**TASK TO CARRY OUT**
In the entries below, find every line with "heading" and copy it.

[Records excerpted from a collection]
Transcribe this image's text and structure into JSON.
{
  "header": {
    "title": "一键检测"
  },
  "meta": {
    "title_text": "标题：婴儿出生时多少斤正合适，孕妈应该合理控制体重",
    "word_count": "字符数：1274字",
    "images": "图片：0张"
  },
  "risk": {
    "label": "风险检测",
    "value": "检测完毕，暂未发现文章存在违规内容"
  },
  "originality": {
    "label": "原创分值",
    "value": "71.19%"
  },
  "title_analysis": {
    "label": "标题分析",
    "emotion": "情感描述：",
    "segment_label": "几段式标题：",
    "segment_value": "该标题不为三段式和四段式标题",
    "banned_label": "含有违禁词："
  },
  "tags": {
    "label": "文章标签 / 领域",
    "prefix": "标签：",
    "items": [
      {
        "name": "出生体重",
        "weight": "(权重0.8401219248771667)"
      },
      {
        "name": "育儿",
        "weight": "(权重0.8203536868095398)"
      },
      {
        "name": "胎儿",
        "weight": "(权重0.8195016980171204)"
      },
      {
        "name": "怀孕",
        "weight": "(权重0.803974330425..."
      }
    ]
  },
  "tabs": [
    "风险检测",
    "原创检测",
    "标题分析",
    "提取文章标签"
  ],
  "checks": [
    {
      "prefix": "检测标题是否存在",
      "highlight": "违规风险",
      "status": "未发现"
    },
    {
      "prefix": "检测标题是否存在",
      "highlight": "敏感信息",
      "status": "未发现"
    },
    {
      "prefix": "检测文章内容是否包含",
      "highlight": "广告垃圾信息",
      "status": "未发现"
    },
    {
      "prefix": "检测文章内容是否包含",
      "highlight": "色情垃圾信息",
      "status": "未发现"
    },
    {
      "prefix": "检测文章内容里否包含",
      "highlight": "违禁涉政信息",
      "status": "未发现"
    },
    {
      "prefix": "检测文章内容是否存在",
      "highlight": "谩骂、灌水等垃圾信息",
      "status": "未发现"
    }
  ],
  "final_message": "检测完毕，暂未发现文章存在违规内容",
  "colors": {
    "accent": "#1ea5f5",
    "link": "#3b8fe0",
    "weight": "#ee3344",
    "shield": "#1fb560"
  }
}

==

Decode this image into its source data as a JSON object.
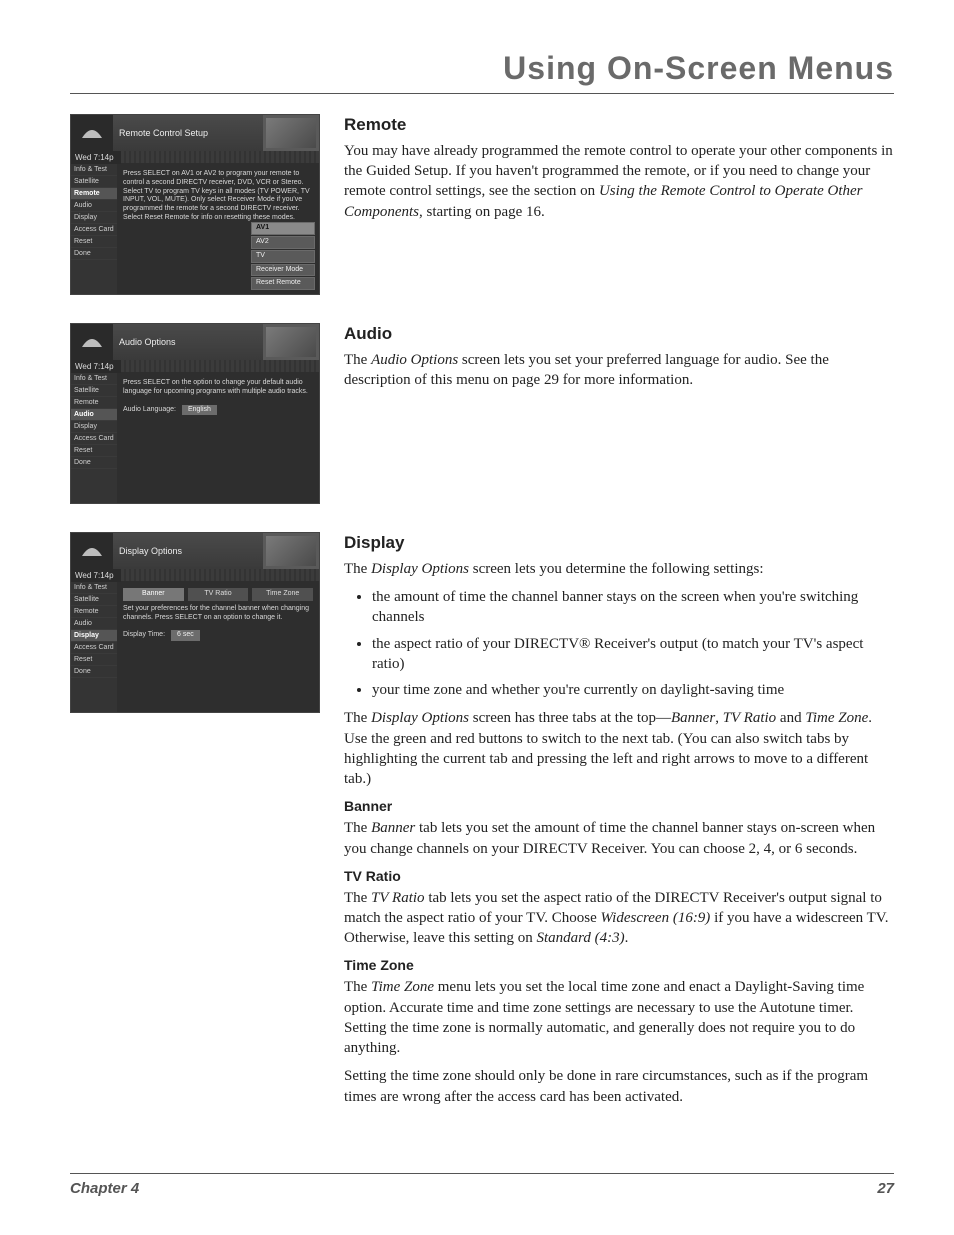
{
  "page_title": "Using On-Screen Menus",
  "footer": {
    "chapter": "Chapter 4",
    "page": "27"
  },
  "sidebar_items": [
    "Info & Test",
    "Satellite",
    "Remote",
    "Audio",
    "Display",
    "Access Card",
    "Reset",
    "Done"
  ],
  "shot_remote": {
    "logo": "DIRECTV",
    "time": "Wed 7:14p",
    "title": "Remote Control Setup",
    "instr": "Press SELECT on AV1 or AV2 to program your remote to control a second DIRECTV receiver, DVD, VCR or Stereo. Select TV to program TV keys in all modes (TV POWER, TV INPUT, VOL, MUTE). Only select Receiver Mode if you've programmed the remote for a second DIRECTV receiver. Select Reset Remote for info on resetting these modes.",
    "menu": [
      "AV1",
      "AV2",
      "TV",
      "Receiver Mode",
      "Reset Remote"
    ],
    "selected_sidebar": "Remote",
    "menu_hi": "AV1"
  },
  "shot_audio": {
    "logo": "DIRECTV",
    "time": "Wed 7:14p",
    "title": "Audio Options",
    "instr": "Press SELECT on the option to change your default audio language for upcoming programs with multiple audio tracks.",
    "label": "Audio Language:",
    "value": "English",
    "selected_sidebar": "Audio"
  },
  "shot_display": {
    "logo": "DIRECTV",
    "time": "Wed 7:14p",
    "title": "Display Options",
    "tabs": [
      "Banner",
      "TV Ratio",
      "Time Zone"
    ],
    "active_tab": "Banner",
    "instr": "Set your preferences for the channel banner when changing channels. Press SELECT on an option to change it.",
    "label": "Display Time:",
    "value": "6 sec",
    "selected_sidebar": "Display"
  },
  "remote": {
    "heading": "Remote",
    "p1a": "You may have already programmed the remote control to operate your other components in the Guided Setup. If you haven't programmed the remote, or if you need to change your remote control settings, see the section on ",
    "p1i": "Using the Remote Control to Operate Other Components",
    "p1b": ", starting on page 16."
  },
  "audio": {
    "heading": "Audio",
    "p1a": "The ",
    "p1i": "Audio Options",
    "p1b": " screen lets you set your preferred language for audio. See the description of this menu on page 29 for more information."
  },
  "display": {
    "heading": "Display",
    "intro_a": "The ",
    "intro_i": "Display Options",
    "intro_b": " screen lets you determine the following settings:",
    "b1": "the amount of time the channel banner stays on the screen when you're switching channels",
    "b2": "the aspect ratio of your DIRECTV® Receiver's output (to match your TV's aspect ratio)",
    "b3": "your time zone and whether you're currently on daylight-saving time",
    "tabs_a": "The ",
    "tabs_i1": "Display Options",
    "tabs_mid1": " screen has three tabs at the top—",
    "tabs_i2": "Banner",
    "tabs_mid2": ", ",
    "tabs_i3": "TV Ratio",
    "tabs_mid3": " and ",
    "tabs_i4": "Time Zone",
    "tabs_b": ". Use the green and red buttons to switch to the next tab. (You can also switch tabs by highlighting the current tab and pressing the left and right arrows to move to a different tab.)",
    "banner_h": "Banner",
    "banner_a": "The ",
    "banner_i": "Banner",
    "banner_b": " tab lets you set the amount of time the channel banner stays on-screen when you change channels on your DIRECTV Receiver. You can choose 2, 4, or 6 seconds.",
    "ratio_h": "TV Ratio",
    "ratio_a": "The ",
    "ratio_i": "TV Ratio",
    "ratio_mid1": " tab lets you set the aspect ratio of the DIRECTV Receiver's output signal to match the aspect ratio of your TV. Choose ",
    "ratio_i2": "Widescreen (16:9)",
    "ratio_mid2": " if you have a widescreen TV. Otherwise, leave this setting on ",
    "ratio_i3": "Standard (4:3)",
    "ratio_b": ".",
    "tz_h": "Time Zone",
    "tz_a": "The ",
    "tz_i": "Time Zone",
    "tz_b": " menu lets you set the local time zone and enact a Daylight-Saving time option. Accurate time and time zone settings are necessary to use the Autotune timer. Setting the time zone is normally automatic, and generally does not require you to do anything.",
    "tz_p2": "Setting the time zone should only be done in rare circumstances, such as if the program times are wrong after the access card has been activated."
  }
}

**SOLUTION TO THE EXERCISE**
    "heading": "Remote",
    "heading": "Audio",
    "heading": "Display",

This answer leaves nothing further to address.